In a competitive industry, management companies must continuously find ways to retain current clients while honing an edge that makes them appealing to new customers. This is especially true in these tough economic times, as many individuals and communities face financial hardship and must make tough choices about the services they purchase. While economic turmoil and the housing slump have affected many areas of the real estate industry, management has not been hit as hard as some other areas—at least not yet. Companies are rolling with the punches and offering their new and existing clients the same high level of service, plus a few extras as well.
Hanging in There
“[The recession] hasn’t affected [the market] to the degree where the developer gets affected. Housing that is built needs to be managed,” says Stephen Elbaz, president of Esquire Management Corp. in Brooklyn. “It’s not really tied to stock market and housing market, because most new housing in New York replaces old housing.”
But so far at least, the economy has not forced buildings to start bargain hunting for a different management company. In part, because the nature of management deals with existing housing, management companies are not experiencing a lack of business.
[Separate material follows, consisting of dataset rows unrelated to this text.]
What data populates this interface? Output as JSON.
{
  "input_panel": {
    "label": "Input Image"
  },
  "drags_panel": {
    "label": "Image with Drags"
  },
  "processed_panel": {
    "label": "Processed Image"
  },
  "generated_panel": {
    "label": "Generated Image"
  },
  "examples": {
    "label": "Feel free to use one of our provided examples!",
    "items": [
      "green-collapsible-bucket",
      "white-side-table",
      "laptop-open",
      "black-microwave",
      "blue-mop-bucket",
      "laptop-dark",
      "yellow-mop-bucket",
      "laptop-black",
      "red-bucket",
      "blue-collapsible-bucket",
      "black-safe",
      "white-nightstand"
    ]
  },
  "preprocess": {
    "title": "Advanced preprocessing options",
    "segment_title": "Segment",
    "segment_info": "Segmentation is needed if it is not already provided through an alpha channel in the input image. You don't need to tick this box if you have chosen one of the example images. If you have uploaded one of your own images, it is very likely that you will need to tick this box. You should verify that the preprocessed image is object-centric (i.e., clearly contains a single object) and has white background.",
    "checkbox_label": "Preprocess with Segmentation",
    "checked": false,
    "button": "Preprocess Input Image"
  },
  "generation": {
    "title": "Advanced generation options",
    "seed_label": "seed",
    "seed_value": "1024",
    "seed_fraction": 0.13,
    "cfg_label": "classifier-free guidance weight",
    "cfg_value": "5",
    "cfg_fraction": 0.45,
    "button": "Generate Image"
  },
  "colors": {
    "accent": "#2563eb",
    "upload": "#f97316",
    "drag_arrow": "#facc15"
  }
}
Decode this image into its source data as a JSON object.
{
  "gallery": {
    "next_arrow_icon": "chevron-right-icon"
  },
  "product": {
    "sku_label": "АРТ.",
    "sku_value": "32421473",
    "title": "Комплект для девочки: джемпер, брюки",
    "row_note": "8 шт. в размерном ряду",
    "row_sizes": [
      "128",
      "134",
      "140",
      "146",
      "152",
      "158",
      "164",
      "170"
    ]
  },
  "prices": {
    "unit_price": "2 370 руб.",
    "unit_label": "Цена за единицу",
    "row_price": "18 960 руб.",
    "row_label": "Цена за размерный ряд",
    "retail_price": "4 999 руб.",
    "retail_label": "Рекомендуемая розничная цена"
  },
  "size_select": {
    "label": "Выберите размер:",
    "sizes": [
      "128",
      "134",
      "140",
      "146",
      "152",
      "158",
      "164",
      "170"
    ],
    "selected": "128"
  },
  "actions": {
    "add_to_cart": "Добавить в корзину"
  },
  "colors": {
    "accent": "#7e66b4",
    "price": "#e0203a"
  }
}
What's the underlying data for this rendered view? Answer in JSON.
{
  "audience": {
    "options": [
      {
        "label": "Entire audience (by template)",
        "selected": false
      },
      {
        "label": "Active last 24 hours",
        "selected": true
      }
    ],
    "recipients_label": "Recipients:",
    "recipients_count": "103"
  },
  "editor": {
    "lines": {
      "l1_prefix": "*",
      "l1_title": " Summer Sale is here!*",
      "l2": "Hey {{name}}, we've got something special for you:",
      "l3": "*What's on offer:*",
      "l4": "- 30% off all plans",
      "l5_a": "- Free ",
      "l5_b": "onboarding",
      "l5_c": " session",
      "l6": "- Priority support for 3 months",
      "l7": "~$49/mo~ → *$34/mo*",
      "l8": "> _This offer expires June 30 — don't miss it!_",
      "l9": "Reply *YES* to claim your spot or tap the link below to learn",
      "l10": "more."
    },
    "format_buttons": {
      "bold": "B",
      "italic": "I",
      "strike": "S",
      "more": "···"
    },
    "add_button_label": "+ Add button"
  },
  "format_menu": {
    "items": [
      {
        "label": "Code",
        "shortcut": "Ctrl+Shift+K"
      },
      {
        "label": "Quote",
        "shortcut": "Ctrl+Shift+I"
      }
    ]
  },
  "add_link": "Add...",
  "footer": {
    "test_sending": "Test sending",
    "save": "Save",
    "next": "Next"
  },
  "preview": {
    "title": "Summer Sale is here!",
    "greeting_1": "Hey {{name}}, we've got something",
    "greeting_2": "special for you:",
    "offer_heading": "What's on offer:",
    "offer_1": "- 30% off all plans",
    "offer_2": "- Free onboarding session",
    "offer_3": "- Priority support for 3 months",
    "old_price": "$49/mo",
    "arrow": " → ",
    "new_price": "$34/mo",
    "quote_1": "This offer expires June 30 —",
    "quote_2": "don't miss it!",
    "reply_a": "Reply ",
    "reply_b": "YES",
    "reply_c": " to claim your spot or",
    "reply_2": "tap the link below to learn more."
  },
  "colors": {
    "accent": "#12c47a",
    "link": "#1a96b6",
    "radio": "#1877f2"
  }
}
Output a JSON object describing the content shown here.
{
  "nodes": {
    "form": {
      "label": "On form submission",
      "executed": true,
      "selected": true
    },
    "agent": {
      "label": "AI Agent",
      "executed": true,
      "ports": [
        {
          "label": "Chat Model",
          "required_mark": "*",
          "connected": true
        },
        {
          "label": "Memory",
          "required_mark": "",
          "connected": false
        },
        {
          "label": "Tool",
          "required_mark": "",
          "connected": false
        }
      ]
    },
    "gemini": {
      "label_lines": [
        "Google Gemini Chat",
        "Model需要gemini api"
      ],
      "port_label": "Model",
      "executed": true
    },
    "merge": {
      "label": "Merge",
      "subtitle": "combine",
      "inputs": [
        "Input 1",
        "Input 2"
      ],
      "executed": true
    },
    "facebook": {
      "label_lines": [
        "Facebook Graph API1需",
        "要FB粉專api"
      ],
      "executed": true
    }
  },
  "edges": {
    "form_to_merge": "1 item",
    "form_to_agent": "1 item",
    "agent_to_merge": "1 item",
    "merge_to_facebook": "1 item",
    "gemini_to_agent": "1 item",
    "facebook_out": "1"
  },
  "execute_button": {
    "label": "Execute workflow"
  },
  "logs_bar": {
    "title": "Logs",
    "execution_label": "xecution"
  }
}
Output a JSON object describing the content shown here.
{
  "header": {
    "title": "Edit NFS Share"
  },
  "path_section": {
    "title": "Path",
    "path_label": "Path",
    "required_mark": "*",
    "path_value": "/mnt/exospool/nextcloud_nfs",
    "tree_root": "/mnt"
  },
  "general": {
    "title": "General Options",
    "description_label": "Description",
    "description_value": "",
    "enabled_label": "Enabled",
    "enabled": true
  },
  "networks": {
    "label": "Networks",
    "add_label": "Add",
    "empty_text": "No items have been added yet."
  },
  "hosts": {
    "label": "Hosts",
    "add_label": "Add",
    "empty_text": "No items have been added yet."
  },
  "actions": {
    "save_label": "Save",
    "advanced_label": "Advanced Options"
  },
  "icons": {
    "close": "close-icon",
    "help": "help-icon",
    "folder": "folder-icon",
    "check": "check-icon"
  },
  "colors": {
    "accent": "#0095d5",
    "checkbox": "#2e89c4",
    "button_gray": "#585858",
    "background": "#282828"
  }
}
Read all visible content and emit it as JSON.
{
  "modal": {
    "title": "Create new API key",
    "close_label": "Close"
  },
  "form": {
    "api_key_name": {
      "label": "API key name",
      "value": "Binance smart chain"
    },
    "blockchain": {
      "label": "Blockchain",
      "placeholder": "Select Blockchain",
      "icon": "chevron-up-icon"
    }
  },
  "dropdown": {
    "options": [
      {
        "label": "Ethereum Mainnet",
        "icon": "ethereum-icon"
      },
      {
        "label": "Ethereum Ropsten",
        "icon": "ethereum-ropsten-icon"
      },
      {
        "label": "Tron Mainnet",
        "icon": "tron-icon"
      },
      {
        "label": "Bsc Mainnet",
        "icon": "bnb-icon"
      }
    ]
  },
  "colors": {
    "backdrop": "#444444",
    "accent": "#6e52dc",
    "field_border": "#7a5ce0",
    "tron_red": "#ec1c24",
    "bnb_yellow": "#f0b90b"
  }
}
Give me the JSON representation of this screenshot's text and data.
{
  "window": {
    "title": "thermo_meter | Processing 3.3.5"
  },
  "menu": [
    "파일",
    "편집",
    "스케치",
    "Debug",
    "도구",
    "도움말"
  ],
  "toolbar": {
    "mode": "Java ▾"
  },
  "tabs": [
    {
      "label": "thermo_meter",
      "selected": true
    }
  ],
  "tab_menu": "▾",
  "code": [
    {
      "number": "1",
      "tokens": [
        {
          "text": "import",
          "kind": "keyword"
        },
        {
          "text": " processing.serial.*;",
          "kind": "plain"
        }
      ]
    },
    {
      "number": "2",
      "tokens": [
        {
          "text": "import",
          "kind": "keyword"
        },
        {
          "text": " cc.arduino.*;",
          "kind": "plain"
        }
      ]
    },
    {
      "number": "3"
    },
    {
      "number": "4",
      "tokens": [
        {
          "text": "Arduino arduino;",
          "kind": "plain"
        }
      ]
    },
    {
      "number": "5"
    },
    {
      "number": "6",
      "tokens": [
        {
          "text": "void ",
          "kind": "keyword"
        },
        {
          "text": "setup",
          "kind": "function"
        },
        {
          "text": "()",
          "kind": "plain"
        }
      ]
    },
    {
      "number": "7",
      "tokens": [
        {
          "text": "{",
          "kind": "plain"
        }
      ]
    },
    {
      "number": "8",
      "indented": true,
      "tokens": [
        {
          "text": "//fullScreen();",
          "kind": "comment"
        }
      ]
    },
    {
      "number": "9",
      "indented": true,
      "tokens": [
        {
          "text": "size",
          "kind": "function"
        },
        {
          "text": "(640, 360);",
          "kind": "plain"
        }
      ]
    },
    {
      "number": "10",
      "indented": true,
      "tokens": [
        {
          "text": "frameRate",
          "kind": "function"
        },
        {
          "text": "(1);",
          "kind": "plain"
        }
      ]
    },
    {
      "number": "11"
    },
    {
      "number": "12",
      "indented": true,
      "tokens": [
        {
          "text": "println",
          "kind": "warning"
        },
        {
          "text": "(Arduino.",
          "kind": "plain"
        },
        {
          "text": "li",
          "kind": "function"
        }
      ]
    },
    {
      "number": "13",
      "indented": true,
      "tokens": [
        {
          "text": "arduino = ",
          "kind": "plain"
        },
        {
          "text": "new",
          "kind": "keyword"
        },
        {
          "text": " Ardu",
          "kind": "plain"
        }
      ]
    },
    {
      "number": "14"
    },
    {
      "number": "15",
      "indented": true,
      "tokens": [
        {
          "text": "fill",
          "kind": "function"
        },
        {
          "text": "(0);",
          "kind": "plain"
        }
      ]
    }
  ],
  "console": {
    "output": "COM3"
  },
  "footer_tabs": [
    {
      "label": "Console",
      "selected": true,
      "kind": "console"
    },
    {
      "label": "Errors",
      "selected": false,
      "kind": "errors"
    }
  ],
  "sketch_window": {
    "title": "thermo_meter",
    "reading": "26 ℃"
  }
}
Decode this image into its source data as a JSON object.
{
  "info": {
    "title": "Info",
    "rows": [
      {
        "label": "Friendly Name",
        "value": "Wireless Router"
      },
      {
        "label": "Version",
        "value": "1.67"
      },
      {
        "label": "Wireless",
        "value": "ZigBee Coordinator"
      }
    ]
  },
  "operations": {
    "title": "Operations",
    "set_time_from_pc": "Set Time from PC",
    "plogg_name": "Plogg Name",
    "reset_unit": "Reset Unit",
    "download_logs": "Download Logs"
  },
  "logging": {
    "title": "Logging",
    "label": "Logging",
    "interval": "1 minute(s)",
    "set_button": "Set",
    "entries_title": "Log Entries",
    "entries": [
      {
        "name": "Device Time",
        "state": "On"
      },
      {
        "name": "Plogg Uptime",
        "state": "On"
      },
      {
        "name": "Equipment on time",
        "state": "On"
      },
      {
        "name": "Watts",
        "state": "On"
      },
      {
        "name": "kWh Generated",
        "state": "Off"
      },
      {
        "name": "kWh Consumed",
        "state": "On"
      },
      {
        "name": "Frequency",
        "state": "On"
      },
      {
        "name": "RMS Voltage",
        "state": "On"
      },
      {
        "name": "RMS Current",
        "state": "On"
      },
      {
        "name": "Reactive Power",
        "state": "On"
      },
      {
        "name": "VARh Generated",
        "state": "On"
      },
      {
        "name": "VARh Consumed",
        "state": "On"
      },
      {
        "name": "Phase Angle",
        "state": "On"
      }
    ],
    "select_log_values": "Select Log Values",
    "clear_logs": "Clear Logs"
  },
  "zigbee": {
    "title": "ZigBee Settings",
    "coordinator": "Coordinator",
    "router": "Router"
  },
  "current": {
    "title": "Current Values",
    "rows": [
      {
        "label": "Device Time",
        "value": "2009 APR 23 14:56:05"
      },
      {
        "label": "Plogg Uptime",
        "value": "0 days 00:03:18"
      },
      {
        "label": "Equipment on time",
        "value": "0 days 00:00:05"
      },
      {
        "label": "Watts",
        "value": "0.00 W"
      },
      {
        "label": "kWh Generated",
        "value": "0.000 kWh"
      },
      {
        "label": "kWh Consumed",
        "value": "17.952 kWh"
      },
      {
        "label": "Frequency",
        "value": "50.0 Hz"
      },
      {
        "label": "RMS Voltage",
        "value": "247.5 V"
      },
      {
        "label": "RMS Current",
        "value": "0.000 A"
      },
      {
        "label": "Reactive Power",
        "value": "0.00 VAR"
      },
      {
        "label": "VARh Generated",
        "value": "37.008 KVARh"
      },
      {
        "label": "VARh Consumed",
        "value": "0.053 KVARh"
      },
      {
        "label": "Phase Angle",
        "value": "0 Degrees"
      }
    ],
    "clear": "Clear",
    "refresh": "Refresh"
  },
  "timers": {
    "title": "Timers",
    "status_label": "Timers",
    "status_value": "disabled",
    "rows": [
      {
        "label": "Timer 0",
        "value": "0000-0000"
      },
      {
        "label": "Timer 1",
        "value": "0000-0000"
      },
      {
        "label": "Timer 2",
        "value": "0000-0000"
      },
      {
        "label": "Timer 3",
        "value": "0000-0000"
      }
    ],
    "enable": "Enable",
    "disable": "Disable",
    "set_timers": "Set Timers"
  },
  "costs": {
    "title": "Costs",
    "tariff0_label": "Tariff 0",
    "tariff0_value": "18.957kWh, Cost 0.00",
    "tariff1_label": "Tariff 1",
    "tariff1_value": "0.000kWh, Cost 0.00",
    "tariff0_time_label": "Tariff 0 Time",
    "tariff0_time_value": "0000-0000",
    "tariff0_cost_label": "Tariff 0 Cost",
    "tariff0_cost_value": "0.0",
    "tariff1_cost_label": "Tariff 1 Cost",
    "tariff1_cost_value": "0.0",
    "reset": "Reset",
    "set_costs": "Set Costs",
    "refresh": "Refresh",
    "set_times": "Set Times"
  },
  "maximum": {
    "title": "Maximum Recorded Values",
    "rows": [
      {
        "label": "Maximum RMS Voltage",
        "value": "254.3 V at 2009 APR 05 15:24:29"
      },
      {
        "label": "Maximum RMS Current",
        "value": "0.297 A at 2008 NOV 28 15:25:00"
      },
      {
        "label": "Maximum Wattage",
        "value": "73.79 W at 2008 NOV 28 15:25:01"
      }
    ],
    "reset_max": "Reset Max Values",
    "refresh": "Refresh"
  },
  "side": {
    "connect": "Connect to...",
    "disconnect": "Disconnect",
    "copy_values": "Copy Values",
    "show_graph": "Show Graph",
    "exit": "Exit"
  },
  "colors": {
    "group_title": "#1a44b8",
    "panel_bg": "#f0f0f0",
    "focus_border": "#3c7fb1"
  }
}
“In terms of the housing boom and what we do with community associations, once those units have been filled, they need to be managed,” says Paul A. Santoriello, president of Taylor Management Company in Cedar Knolls, New Jersey. “The slumping economy doesn’t impact us as significantly on an immediate basis because there’s a lot out there to be managed, and our industry is somewhat recession resistant. The market has grown significantly, so our business has grown. But so has the management industry with regard to managers coming into it. They’re coming from two places: new companies being formed to manage community associations, and existing property mangers looking to focus on this marketplace because of its growth.”
While the current economic crisis might not be affecting management companies directly, they sometimes feel the effects indirectly, through their customers. With funds tight for many people, maintenance fees and other bills sometimes become delinquent.